Credit unions, FSC in row
The Financial Services Commission (FSC) is clamping down on credit unions and directing them to remove millions they have deposited in financial institutions other than commercial banks.
The move has been confirmed by head of the City of Bridgetown Co-operative Credit Union (COB) Steve Belle, who told BARBADOS BUSINESS AUTHORITY that the supra-regulatory body had also instructed it that the law governing credit unions only allowed them to place funds in commercial banks.
In an interview on the weekend, Belle said the current low interest rate environment made it difficult for credit unions to earn a decent rate of return on deposits in banks.
The credit union boss’ comments came against the backdrop of reports that credit unions had been asked to pull investment deposits from sister credit union-owned institution Capita Financial.
However, Belle said no specific institution was targeted, adding that all non-bank finance houses that were regulated by the Central Bank such as Signia Financial, Globe Finance, Consolidated Finance and Capita Financial have been identified for divestment by credit unions.
The FSC, which regulates securities, mutual funds, insurance companies, credit unions and pension funds, has asked credit unions to prepare divestment plans from non-bank institutions and submit them to the FSC.
But Belle, who heads the island’s second largest credit union, revealed that COB had written to the regulator indicating its displeasure with the move.
“There is dialogue going on between the Barbados Co-operative Credit Union League and the FSC because our position has always been . . . because these institutions are regulated by the Central Bank of Barbados we did not necessarily see the risk.
“In addition, these institutions have always provided us with a little better rate of return on our deposits than the commercial banks because some banks don’t even want our money now because of the high liquidity in the system and they have always paid very low rates of return, even in times when they didn’t have liquidity challenges,” Belle explained.
The senior credit unionist was convinced that the action by the FSC would place credit unions under pressure because of the low rates of return on deposits in the banking system.
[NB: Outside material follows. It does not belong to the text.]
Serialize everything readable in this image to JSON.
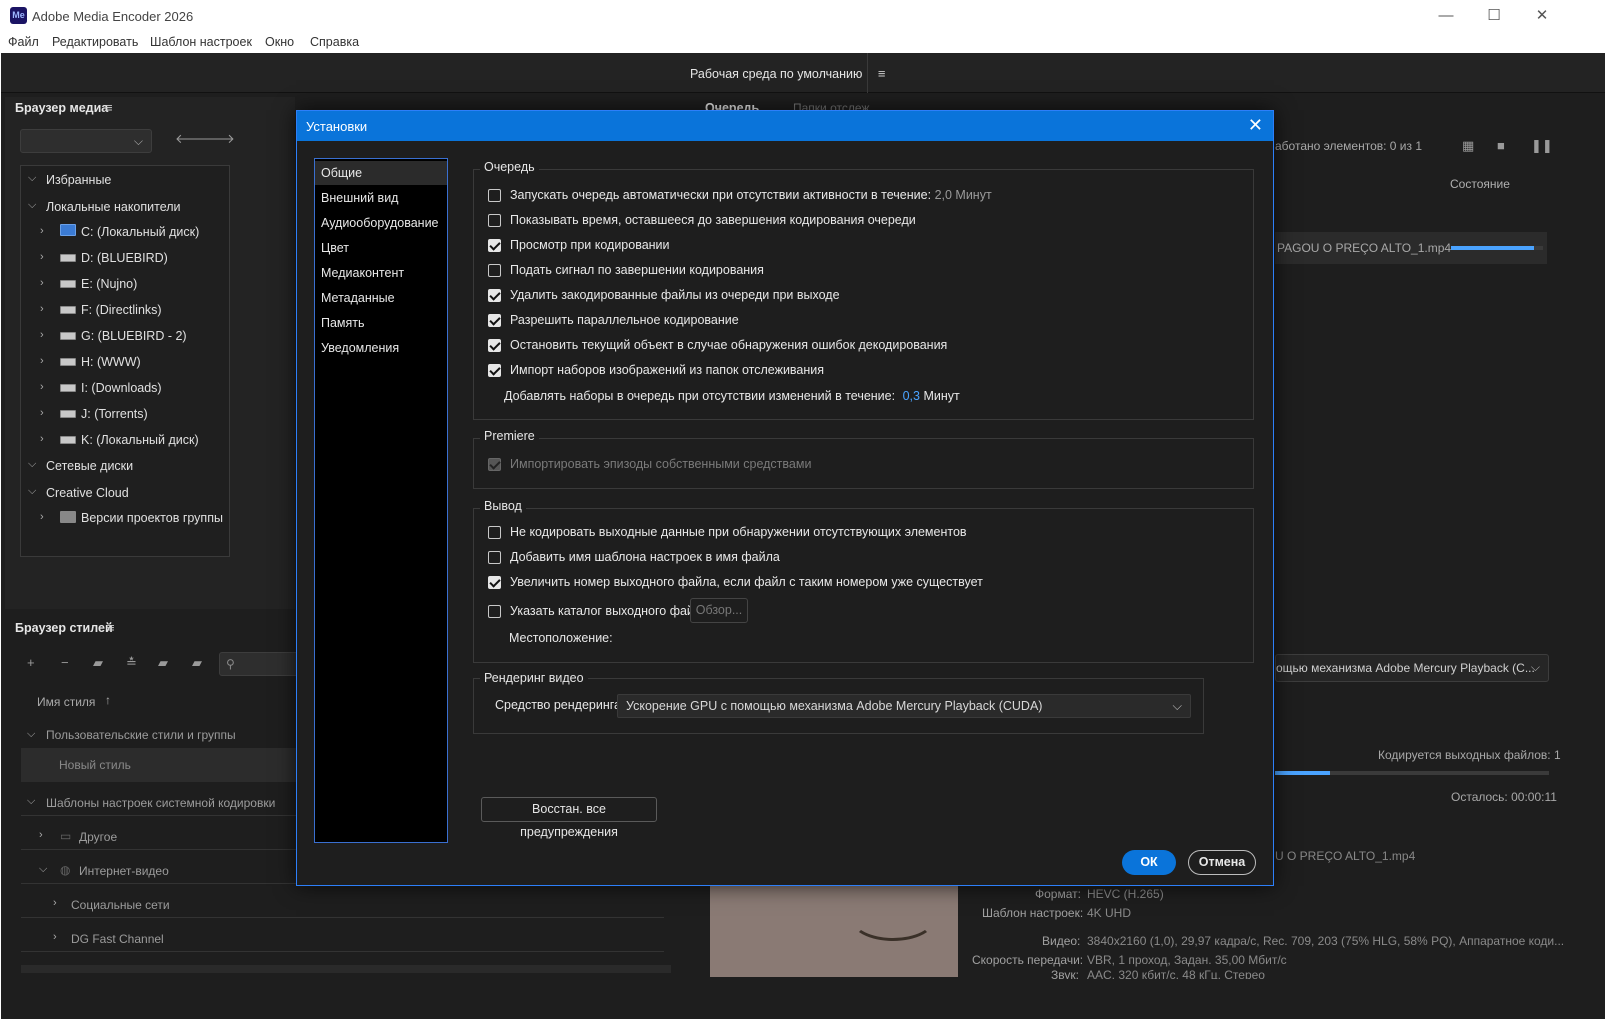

“I can’t speak for the other credit unions but we have responded to the FSC expressing our concern about their decision . . . . We have a representative on [the] board of the League and they are pushing our case to ensure that effective lobbying is done in respect of this matter,” Belle noted.